o pobre yo,
en este inmenso
país tan nuestro
y tan ajeno.)
Y me olvidaron.
Y luego me borraron.
¿O yo los ignoré
y así los expulsé
del mundo? (Poesía 198-199)
or poor me,
all of us,
in this immense
country so ours
and so foreign.)
I was a man
And they forgot me.
And then they erased me.
Or did I ignore them
And thus I expelled them
From the world?)
After publishing Reverso de la trasparencia Cerruto did not write more poetry. The last poem of this book is a dialogue with death, and it would seem that the poet felt that he had nothing else to say. Six years later he became ill, and while being operated on, he died. It was the 10th of April 1981. His death at the age of 69 was felt as a major loss for Bolivian literature. A wide variety of homages, private and public have followed his death over the years. There is no doubt that his poetry is a major literary work in Bolivian as well as in Latin American literature. Many of his views on Bolivia are still the best description of a society struggling with its own flaws and inadequacies. And no poet in Bolivia has expressed so absolutely the loneliness that comes of being a poet —an illuminated consciousness— in times of ethical degradation.
University of Oregon
Luis H Antezana, “Prólogo: Cerruto en (el) ‘Cerco de penumbras,’” Cerco de penumbras, Oscar Cerruto, Ed. de Luis H. Antezana, 3ª edición, (La Paz: Plural, 2000), vii-xviii;
Antezana, “Sobre Estrella segregada,’” Ensayos y lecturas, (La Paz: Ediciones Altiplano, 1986), 17-45;
Oscar Cerruto, Poesía (Madrid: Ediciones Cultura Hispánica/ Instituto de Cooperación Iberoamericana, 1985).
___________“Precisión: Aluvión de poesía: Oscar Cerruto,” interviewed by Alfonso Gumucio Dagrón, Provocaciones, (La Paz: Los Amigos del Libro, 1977), 39-65.
Leonardo García Pabón, “La soledad nacional del sujeto poético: la poesía de Oscar Cerruto,” La patria íntima. Alegorías nacionales en la literatura y el cine de Bolivia, (La Paz: CESU-Plural, 1998), 193-212;
Eduardo Mitre, “La soledad del poder,” El árbol y la piedra. Poetas contemporáneos de Bolivia, (Caracas: Monte Avila, 1986), 26-33;
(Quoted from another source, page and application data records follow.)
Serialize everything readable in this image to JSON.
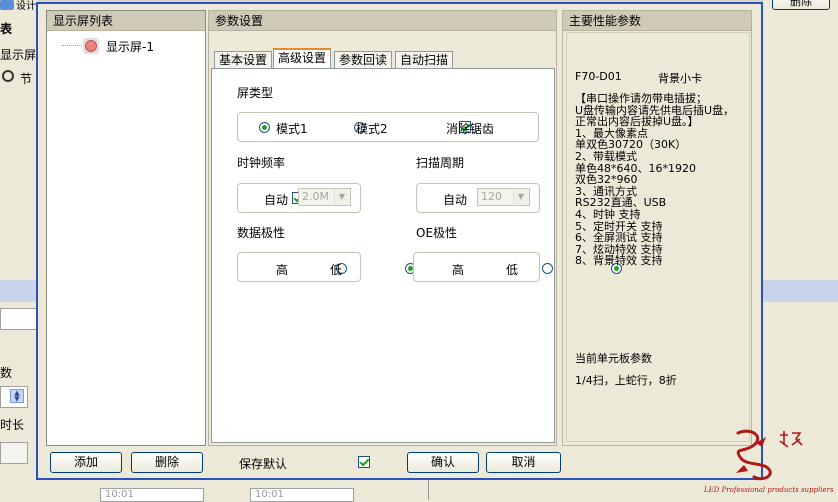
{
  "background_app": {
    "top_left_label": "设计",
    "top_right_button": "删除",
    "left_header": "表",
    "left_item1": "显示屏-",
    "left_item2": "节",
    "left_label1": "数",
    "left_label2": "时长",
    "bottom_time1": "10:01",
    "bottom_time2": "10:01"
  },
  "list_panel": {
    "title": "显示屏列表",
    "items": [
      {
        "label": "显示屏-1"
      }
    ],
    "add_button": "添加",
    "delete_button": "删除"
  },
  "param_panel": {
    "title": "参数设置",
    "tabs": [
      "基本设置",
      "高级设置",
      "参数回读",
      "自动扫描"
    ],
    "active_tab": 1,
    "screen_type": {
      "label": "屏类型",
      "mode1": "模式1",
      "mode2": "模式2",
      "anti_alias": "消除锯齿",
      "selected": "mode1",
      "anti_alias_checked": true
    },
    "clock": {
      "label": "时钟频率",
      "auto_label": "自动",
      "auto_checked": true,
      "value": "2.0M"
    },
    "scan": {
      "label": "扫描周期",
      "auto_label": "自动",
      "auto_checked": true,
      "value": "120"
    },
    "data_polarity": {
      "label": "数据极性",
      "high": "高",
      "low": "低",
      "selected": "low"
    },
    "oe_polarity": {
      "label": "OE极性",
      "high": "高",
      "low": "低",
      "selected": "low"
    }
  },
  "perf_panel": {
    "title": "主要性能参数",
    "model": "F70-D01",
    "card_type": "背景小卡",
    "spec_lines": [
      "【串口操作请勿带电插拔；",
      "U盘传输内容请先供电后插U盘，",
      "正常出内容后拔掉U盘。】",
      "1、最大像素点",
      "单双色30720（30K）",
      "2、带载模式",
      "单色48*640、16*1920",
      "双色32*960",
      "3、通讯方式",
      "RS232直通、USB",
      "4、时钟 支持",
      "5、定时开关 支持",
      "6、全屏测试 支持",
      "7、炫动特效 支持",
      "8、背景特效 支持"
    ],
    "unit_board_title": "当前单元板参数",
    "unit_board_value": "1/4扫，上蛇行，8折"
  },
  "footer": {
    "save_default": "保存默认",
    "save_default_checked": true,
    "ok_button": "确认",
    "cancel_button": "取消"
  },
  "watermark": {
    "text": "LED Professional products suppliers"
  }
}
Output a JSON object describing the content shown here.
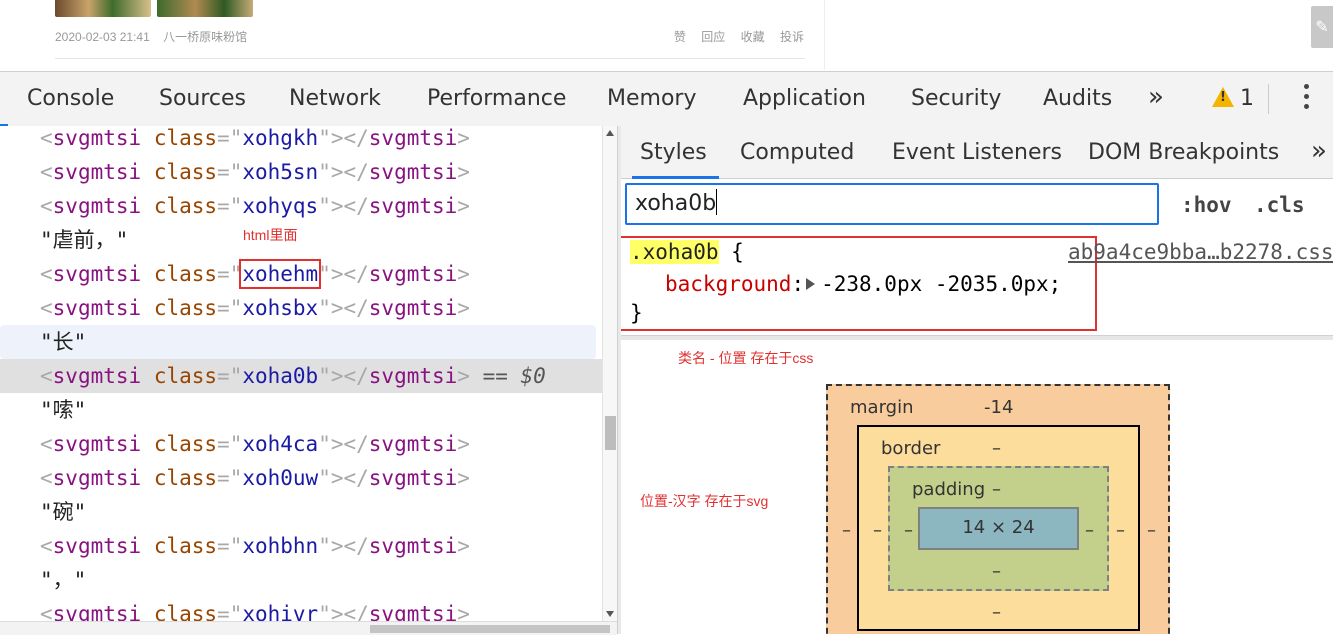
{
  "page": {
    "post_date": "2020-02-03 21:41",
    "post_place": "八一桥原味粉馆",
    "actions": [
      "赞",
      "回应",
      "收藏",
      "投诉"
    ]
  },
  "devtools": {
    "tabs": [
      "Console",
      "Sources",
      "Network",
      "Performance",
      "Memory",
      "Application",
      "Security",
      "Audits"
    ],
    "more": "»",
    "warning_count": "1"
  },
  "elements": {
    "tag": "svgmtsi",
    "attr": "class",
    "rows": [
      {
        "type": "tag",
        "value": "xohgkh"
      },
      {
        "type": "tag",
        "value": "xoh5sn"
      },
      {
        "type": "tag",
        "value": "xohyqs"
      },
      {
        "type": "text",
        "value": "\"虐前，\""
      },
      {
        "type": "tag",
        "value": "xohehm"
      },
      {
        "type": "tag",
        "value": "xohsbx"
      },
      {
        "type": "text",
        "value": "\"长\""
      },
      {
        "type": "tag",
        "value": "xoha0b"
      },
      {
        "type": "text",
        "value": "\"嗦\""
      },
      {
        "type": "tag",
        "value": "xoh4ca"
      },
      {
        "type": "tag",
        "value": "xoh0uw"
      },
      {
        "type": "text",
        "value": "\"碗\""
      },
      {
        "type": "tag",
        "value": "xohbhn"
      },
      {
        "type": "text",
        "value": "\"，\""
      },
      {
        "type": "tag",
        "value": "xohivr"
      }
    ],
    "selected_suffix": "== $0"
  },
  "annotations": {
    "html_note": "html里面",
    "css_note": "类名 - 位置 存在于css",
    "svg_note": "位置-汉字 存在于svg"
  },
  "styles": {
    "tabs": [
      "Styles",
      "Computed",
      "Event Listeners",
      "DOM Breakpoints"
    ],
    "more": "»",
    "filter_value": "xoha0b",
    "hov": ":hov",
    "cls": ".cls",
    "selector": ".xoha0b",
    "open_brace": " {",
    "close_brace": "}",
    "property": "background",
    "value": "-238.0px -2035.0px;",
    "source": "ab9a4ce9bba…b2278.css"
  },
  "box_model": {
    "margin_label": "margin",
    "margin_top": "-14",
    "border_label": "border",
    "border_top": "–",
    "padding_label": "padding",
    "padding_top": "–",
    "content": "14 × 24",
    "dash": "–"
  },
  "colors": {
    "accent": "#1a73e8",
    "annotation_red": "#e03131",
    "tag": "#881280",
    "attr_name": "#994500",
    "attr_value": "#1a1aa6"
  }
}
Blanca Wiethüchter, “Poesía boliviana contemporánea: Oscar Cerruto, Jaime Saenz, Pedro Shimose y Jesús Urzagasti,” Tendencias actuales en la literatura boliviana, Ed. Javier Sanjinés, (Minneapolis/Valencia: Institute for the Study of Ideologies, 1985), 75-114.